Friday, 5 December 2014

Volunteer Teaching Video Editing in South African Wild Coast Schools

Young learners get the opportunity to work
with cameras and video cameras on the
Wild Coast Schools Project
With the end of the school year in sight, the kids at Bulugha Farm School have been pressing to wrap up their final projects. In this last term, the kids have had their technological horizons broadened with the introduction of a totally new kind of program. While the majority of the year has been focused on the essential Microsoft Office programs, the introduction of Wondershare Video Editor was a welcome change of pace.

The idea was to produce a “mini documentary” to tie in the year’s animal theme. Each student had written a few sentences about their chosen animal. After recording themselves reading their sentences, they were shown how to string together clips of themselves with clips of their animal. Next came the basic assembly, the intro/outro pages were placed, special effects were thrown in, and background music to top it off.

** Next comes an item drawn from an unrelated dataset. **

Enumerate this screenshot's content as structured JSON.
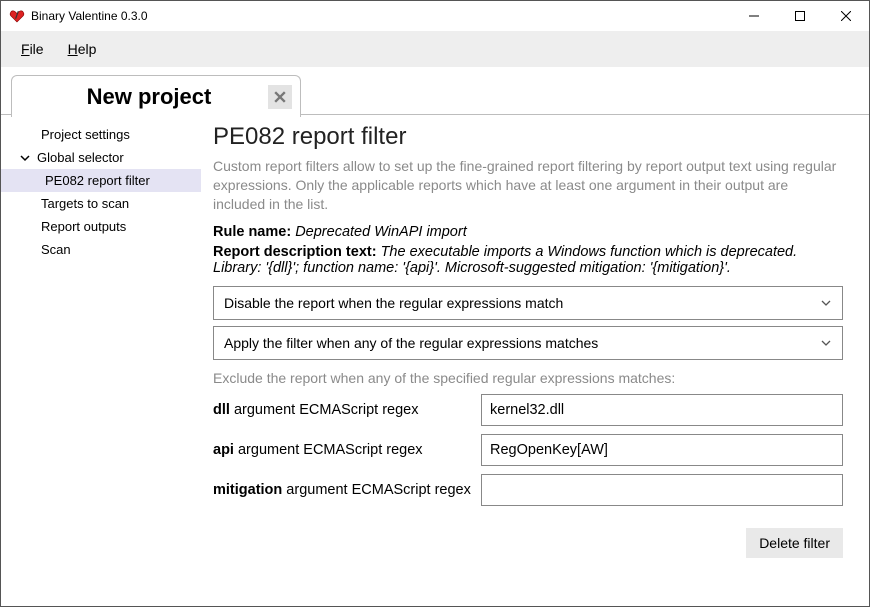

With Windows Movie Maker being lost due to technical difficulties, Ash and Victor had to search for a similar program. The resulting Wondershare, while not the “world standard” of video editing software, provided the kids an opportunity to experiment with the basics. Familiarity with terms such as import, export, cut, timeline, drag and drop, etc., is a skill that can easily be applied to the majority of other video editing softwares. The program itself did provide some challenges, such as leaving a watermark on the exported video, unsynchronized audio/video during editing, or the occasional crash. However, despite the sometimes major setbacks, the kids were able to use the program to create some pretty great videos.

With the concept of video editing being totally new, there was no shortage of work for the volunteer teachers. Despite our varying levels of experience with video editing software, Wondershare was not a program that any of us had heard of prior. While it was fairly simple to use, the combination of unfamiliarity with the program, on top of the varying degrees of language barrier, proved itself a challenge. Instructions such as “drag and drop the intro to the beginning of the video” often resulted in a video with several different introduction clips scattered throughout. Unfortunately, these instances often went unseen by the teachers (despite our best efforts), and the mistakes often weren’t noticed until the video had been finalized and exported. However, in the end, the majority of students were able to assemble, edit, finalize and export a finished video.

Challenges aside, the students picked up on the material at an impressive rate. While the pace at which everyone completed their tasks varied, by the end of class each student had usually done what was needed. Apart from the issue of absences, staying on track to complete the videos by the end of the school year was not a difficult thing to do. When kids who had been absent the previous class showed up, they were generally able to get caught back up after some one-on-one time with one of the volunteers. For the most part, the eagerness to learn the material and see the end result helped keep the kids interested and motivated to finish.

Now, in the last days of the 2014 school year, all that is left to do is to have a presentation day, and show off the best of the best videos. It’s been an enjoyment teaching a group of people so enthusiastic, and I’m very happy with the end result of the project. With new plans for the new year, I’ve no doubt that the kids at Bulugha will continue to learn and grow their knowledge of computer literacy with the help of volunteer like me.

Wild Coast Schools Volunteer, 2014


  1. I mean its great that there are people that are willing to help out in poorer countries. I myself am considering the opportunity to volunteer. However,this seems rather ridiculous and wasteful of resources to teach video editing and invest in such tech when they should be taught how to write, read, learn by themselves from books or MAYBE internet, how to preserve and care for nature and in the end make and create mandatory everyday things that are actually necessary... Still it is great that people do go and volunteer, thumbs up for that and respect.

    1. Hi Leva,

      Thanks for taking the time to read and comment on our blog - it's great that you're considering taking part in a volunteer program and sharing your enthusiasm and skills with others.

      Thank you for also raising your concerns about the skills that we are teaching in the classes. Our movie editing project was a small part of a much bigger picture. Our standard projects work hand-in-hand with the CAPS English curriculum which is used in rural schools in South Africa. The learners therefore get additional practise in both spoken and written English through the presence of our volunteers and computer classes. Our three year rolling curriculum is also heavily based in environmental education; an example of recent topics studied include health and sanitation, local and global citizenship, birds and trees. Our tasks encourage independent and creative thought as well as basic reading, writing and maths. When possible we include internet research. We also encourage and support our partner schools in becoming a part of the WESSA Eco-Schools Program.

      The learners in the schools that we have partnered with have had access to computer lessons since 2006 when our first volunteers arrived. The older children therefore enjoy a good challenge - which movie editing truly was.

      I hope that this helps to give you a bigger picture of the work that we do in rural schools and if you are considering joining a teaching project please get in touch - perhaps the Wild Coast Schools Project would be an option for you.

      Kind regards,



  2. Heart touching post. Volunteer teaching for kids at Bulugha such a great work. I really appreciate your work.

    1. Thanks for taking the time to read our blog and comment - it's great to have your support!

      Kind regards,